Raising beef for the American consumer is the fundamental basis for the cattle business. All of the cattle born (except for those that die prematurely) end up as food. Therefore, as producers we must keep the consumer in mind in our management practices.
But it is a well-documented fact that of the genetic traits we can measure, the most important in terms of economics for the cattleman are, in order of importance, fertility, a live calf, mothering ability, growth, and carcass characteristics. (Carcass characteristics are the least important!)

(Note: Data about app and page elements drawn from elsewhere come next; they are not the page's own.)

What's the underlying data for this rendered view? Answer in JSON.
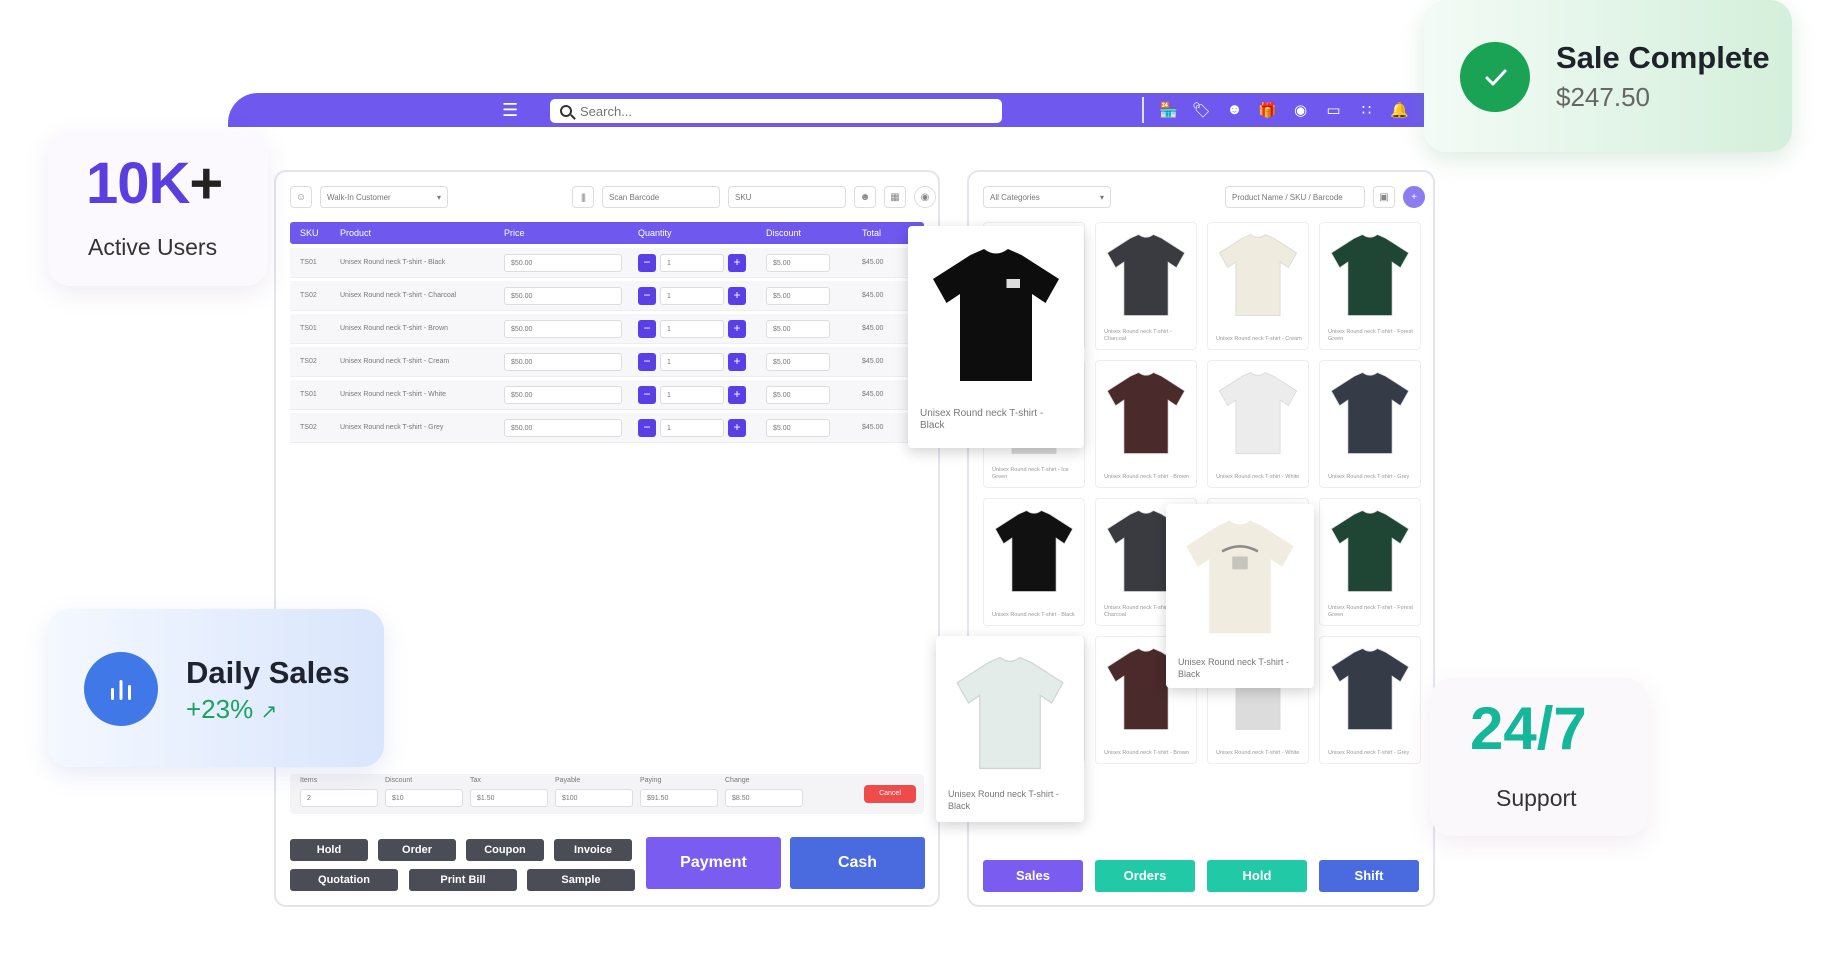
{
  "topbar": {
    "search_placeholder": "Search..."
  },
  "left": {
    "customer_select": "Walk-In Customer",
    "barcode_placeholder": "Scan Barcode",
    "sku_placeholder": "SKU",
    "headers": [
      "SKU",
      "Product",
      "Price",
      "Quantity",
      "Discount",
      "Total"
    ],
    "rows": [
      {
        "sku": "TS01",
        "product": "Unisex Round neck T-shirt - Black",
        "price": "$50.00",
        "qty": "1",
        "discount": "$5.00",
        "total": "$45.00"
      },
      {
        "sku": "TS02",
        "product": "Unisex Round neck T-shirt - Charcoal",
        "price": "$50.00",
        "qty": "1",
        "discount": "$5.00",
        "total": "$45.00"
      },
      {
        "sku": "TS01",
        "product": "Unisex Round neck T-shirt - Brown",
        "price": "$50.00",
        "qty": "1",
        "discount": "$5.00",
        "total": "$45.00"
      },
      {
        "sku": "TS02",
        "product": "Unisex Round neck T-shirt - Cream",
        "price": "$50.00",
        "qty": "1",
        "discount": "$5.00",
        "total": "$45.00"
      },
      {
        "sku": "TS01",
        "product": "Unisex Round neck T-shirt - White",
        "price": "$50.00",
        "qty": "1",
        "discount": "$5.00",
        "total": "$45.00"
      },
      {
        "sku": "TS02",
        "product": "Unisex Round neck T-shirt - Grey",
        "price": "$50.00",
        "qty": "1",
        "discount": "$5.00",
        "total": "$45.00"
      }
    ],
    "summary": {
      "items_label": "Items",
      "items": "2",
      "discount_label": "Discount",
      "discount": "$10",
      "tax_label": "Tax",
      "tax": "$1.50",
      "payable_label": "Payable",
      "payable": "$100",
      "paying_label": "Paying",
      "paying": "$91.50",
      "change_label": "Change",
      "change": "$8.50",
      "cancel": "Cancel"
    },
    "actions": {
      "hold": "Hold",
      "order": "Order",
      "coupon": "Coupon",
      "invoice": "Invoice",
      "quotation": "Quotation",
      "print_bill": "Print Bill",
      "sample": "Sample",
      "payment": "Payment",
      "cash": "Cash"
    }
  },
  "right": {
    "category_select": "All Categories",
    "product_search_placeholder": "Product Name / SKU / Barcode",
    "products": [
      {
        "name": "Unisex Round neck T-shirt - Ice Green",
        "color": "#eeeeee"
      },
      {
        "name": "Unisex Round neck T-shirt - Charcoal",
        "color": "#3a3b40"
      },
      {
        "name": "Unisex Round neck T-shirt - Cream",
        "color": "#f0ebdf"
      },
      {
        "name": "Unisex Round neck T-shirt - Forest Green",
        "color": "#1f4634"
      },
      {
        "name": "Unisex Round neck T-shirt - Ice Green",
        "color": "#d9d9d9"
      },
      {
        "name": "Unisex Round neck T-shirt - Brown",
        "color": "#4a2a2a"
      },
      {
        "name": "Unisex Round neck T-shirt - White",
        "color": "#ececec"
      },
      {
        "name": "Unisex Round neck T-shirt - Grey",
        "color": "#363b48"
      },
      {
        "name": "Unisex Round neck T-shirt - Black",
        "color": "#111111"
      },
      {
        "name": "Unisex Round neck T-shirt - Charcoal",
        "color": "#3a3b40"
      },
      {
        "name": "Unisex Round neck T-shirt - Cream",
        "color": "#f0ebdf"
      },
      {
        "name": "Unisex Round neck T-shirt - Forest Green",
        "color": "#1f4634"
      },
      {
        "name": "Unisex Round neck T-shirt - Black",
        "color": "#111111"
      },
      {
        "name": "Unisex Round neck T-shirt - Brown",
        "color": "#4a2a2a"
      },
      {
        "name": "Unisex Round neck T-shirt - White",
        "color": "#dcdcdc"
      },
      {
        "name": "Unisex Round neck T-shirt - Grey",
        "color": "#363b48"
      }
    ],
    "popup_black": "Unisex Round neck T-shirt - Black",
    "popup_cream": "Unisex Round neck T-shirt - Black",
    "popup_white": "Unisex Round neck T-shirt - Black",
    "bottom": {
      "sales": "Sales",
      "orders": "Orders",
      "hold": "Hold",
      "shift": "Shift"
    }
  },
  "stats": {
    "users_value": "10K",
    "users_plus": "+",
    "users_label": "Active Users",
    "daily_title": "Daily Sales",
    "daily_pct": "+23%",
    "sale_title": "Sale Complete",
    "sale_amount": "$247.50",
    "support_value": "24/7",
    "support_label": "Support"
  },
  "colors": {
    "brand": "#6e58ee",
    "success": "#1aa354",
    "danger": "#ef4b4b",
    "teal": "#14b79a",
    "blue": "#4a6be0"
  },
  "icons": [
    "store-icon",
    "promo-icon",
    "users-icon",
    "gift-icon",
    "coin-icon",
    "device-icon",
    "grid-icon",
    "bell-icon"
  ]
}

Most of the beef raised in America can be a good eating experience. But there are pitfalls along the way. Some problems stem from genetics. Some problems are due to improper aging. Most of the problems are due to poor cattle handling practices leading up to the moment of slaughter. Intramuscular fat, a current fad that's real hot now, has very little to do with a successful eating experience.

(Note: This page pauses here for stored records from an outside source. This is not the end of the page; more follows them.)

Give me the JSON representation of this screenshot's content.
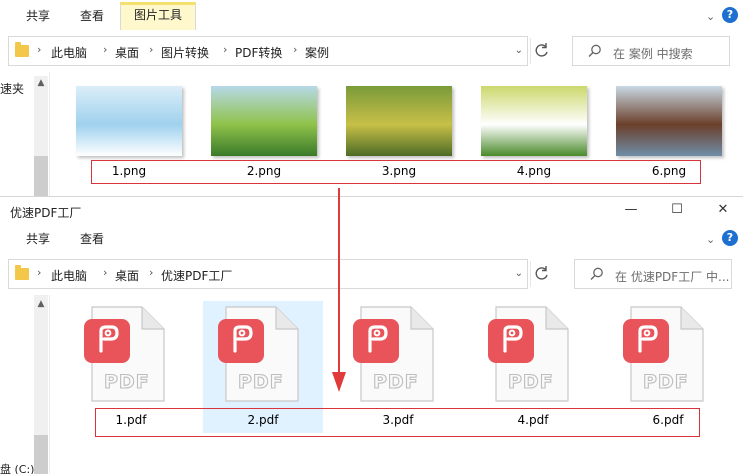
{
  "top_window": {
    "ribbon": {
      "tabs": [
        "共享",
        "查看",
        "图片工具"
      ],
      "active_tab": "图片工具"
    },
    "breadcrumb": [
      "此电脑",
      "桌面",
      "图片转换",
      "PDF转换",
      "案例"
    ],
    "search_placeholder": "在 案例 中搜索",
    "nav_text": [
      "速夹"
    ],
    "files": [
      {
        "label": "1.png",
        "colors": [
          "#dbeef8",
          "#9fd1ee",
          "#ffffff"
        ]
      },
      {
        "label": "2.png",
        "colors": [
          "#b7d9e8",
          "#8fc24a",
          "#3a7a2a"
        ]
      },
      {
        "label": "3.png",
        "colors": [
          "#7a9a3a",
          "#c7c048",
          "#4d6b26"
        ]
      },
      {
        "label": "4.png",
        "colors": [
          "#cbd86c",
          "#ffffff",
          "#4a8a2a"
        ]
      },
      {
        "label": "6.png",
        "colors": [
          "#c9d9e4",
          "#6b3f2a",
          "#6f8ea8"
        ]
      }
    ]
  },
  "bottom_window": {
    "title": "优速PDF工厂",
    "window_controls": {
      "minimize": "—",
      "maximize": "☐",
      "close": "✕"
    },
    "ribbon": {
      "tabs": [
        "共享",
        "查看"
      ]
    },
    "breadcrumb": [
      "此电脑",
      "桌面",
      "优速PDF工厂"
    ],
    "search_placeholder": "在 优速PDF工厂 中...",
    "nav_text": [
      "盘 (C:)"
    ],
    "files": [
      {
        "label": "1.pdf",
        "selected": false
      },
      {
        "label": "2.pdf",
        "selected": true
      },
      {
        "label": "3.pdf",
        "selected": false
      },
      {
        "label": "4.pdf",
        "selected": false
      },
      {
        "label": "6.pdf",
        "selected": false
      }
    ],
    "pdf_badge_text": "PDF"
  },
  "colors": {
    "accent": "#1e6fd0",
    "annotation_red": "#d9343b",
    "pdf_red": "#e8545a",
    "selection": "#cce8ff"
  }
}
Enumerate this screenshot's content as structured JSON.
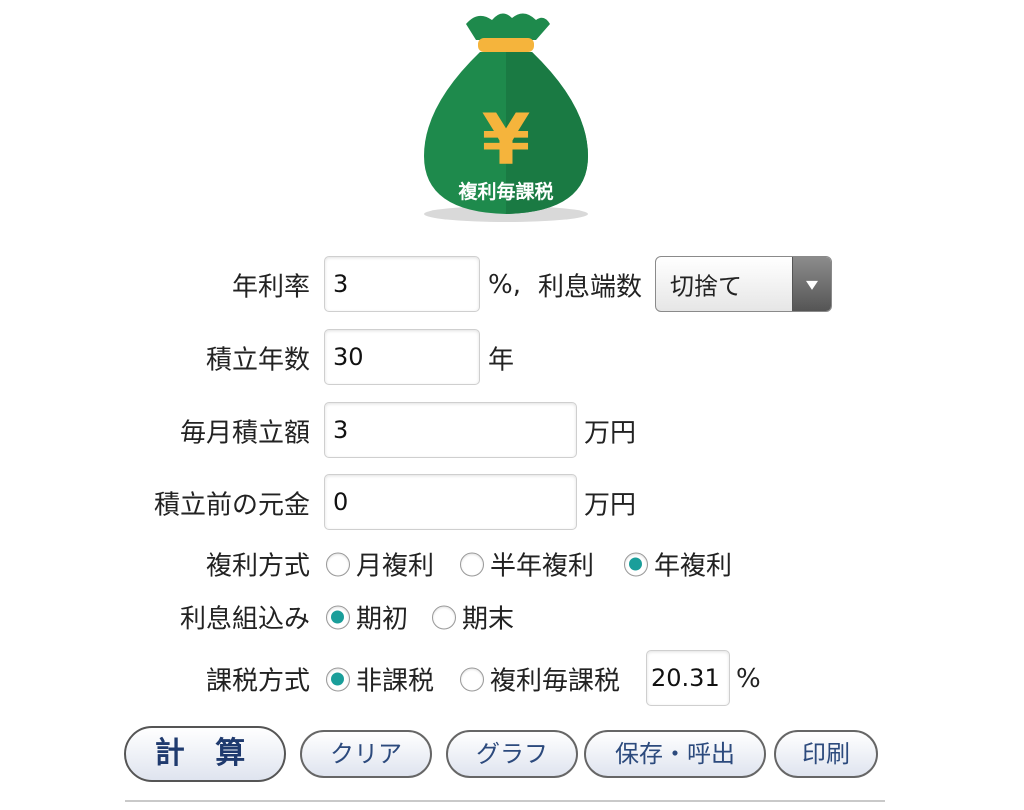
{
  "logo": {
    "icon": "money-bag-yen-icon",
    "symbol": "¥",
    "caption": "複利毎課税",
    "bag_color": "#1e8a4c",
    "accent_color": "#f5b43c"
  },
  "form": {
    "rate": {
      "label": "年利率",
      "value": "3",
      "unit": "%,",
      "rounding_label": "利息端数",
      "rounding_value": "切捨て"
    },
    "years": {
      "label": "積立年数",
      "value": "30",
      "unit": "年"
    },
    "monthly": {
      "label": "毎月積立額",
      "value": "3",
      "unit": "万円"
    },
    "principal": {
      "label": "積立前の元金",
      "value": "0",
      "unit": "万円"
    },
    "compounding": {
      "label": "複利方式",
      "options": [
        "月複利",
        "半年複利",
        "年複利"
      ],
      "selected": "年複利"
    },
    "timing": {
      "label": "利息組込み",
      "options": [
        "期初",
        "期末"
      ],
      "selected": "期初"
    },
    "tax": {
      "label": "課税方式",
      "options": [
        "非課税",
        "複利毎課税"
      ],
      "selected": "非課税",
      "rate_value": "20.31",
      "rate_unit": "%"
    }
  },
  "buttons": {
    "calculate": "計 算",
    "clear": "クリア",
    "graph": "グラフ",
    "save_load": "保存・呼出",
    "print": "印刷"
  },
  "colors": {
    "radio_selected": "#1a9e9a",
    "button_text": "#2c4a7d"
  }
}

Yes, we know that intramuscular fat is all the rage. It's believed to be the latest sure fire way for success. The other is black hair. The importance of these highly sought after features is supported by myths. And the myths are being taught as gospel by the Great Cattlemen of our era, university educators (Extension), and cattle buyers at the sale barns. Yet hair color and intramuscular fat have little if anything to do with eating experience and virtually nothing to do with economics, unless we are basing our marketing practices on "the greater fool theory."
I can hear it now. Many folks who've read to this point will be saying, "These guys are nuts! They don't know nuttin." Of course, you're not like them. But if you're wondering if there is any scientific backup to this "observation," how about taking a gander at The Meat Tenderness Debate? Yeah, click on that link and see what you think. Then come back and let's check out this next page titled:
This report on The Eating Quality of Herefords is not a scientific study. It just reports what some folks experienced when they were eating beef products in a taste comparison competition. But it illustrates that instead of being afraid of our product, we can be proud of our product. And, if we use good management practices, our product, far more often than not, will be a great eating experience. Sure, it won't always be tender, flavorful, and/or juicy, even when it's loaded with gobs of intramuscular fat. That's just the way beef is. But it can usually be a good, if not a great, eating experience
So, when you look for genetic inputs for your cattle operation. Seek out the type (not particularly the breed) of cattle that will work in your environment and under your management practices. And focus on the genetic traits that you can measure in terms of their economic importance to your bottom line.
It can also be said that maybe you should buy bulls from folks who raise them under the same kind of management and environmental practices you are utilizing.
That's right, if you want to get away from unnecessary subsidies, how can you do that if the bulls you use came from highly subsidized environments?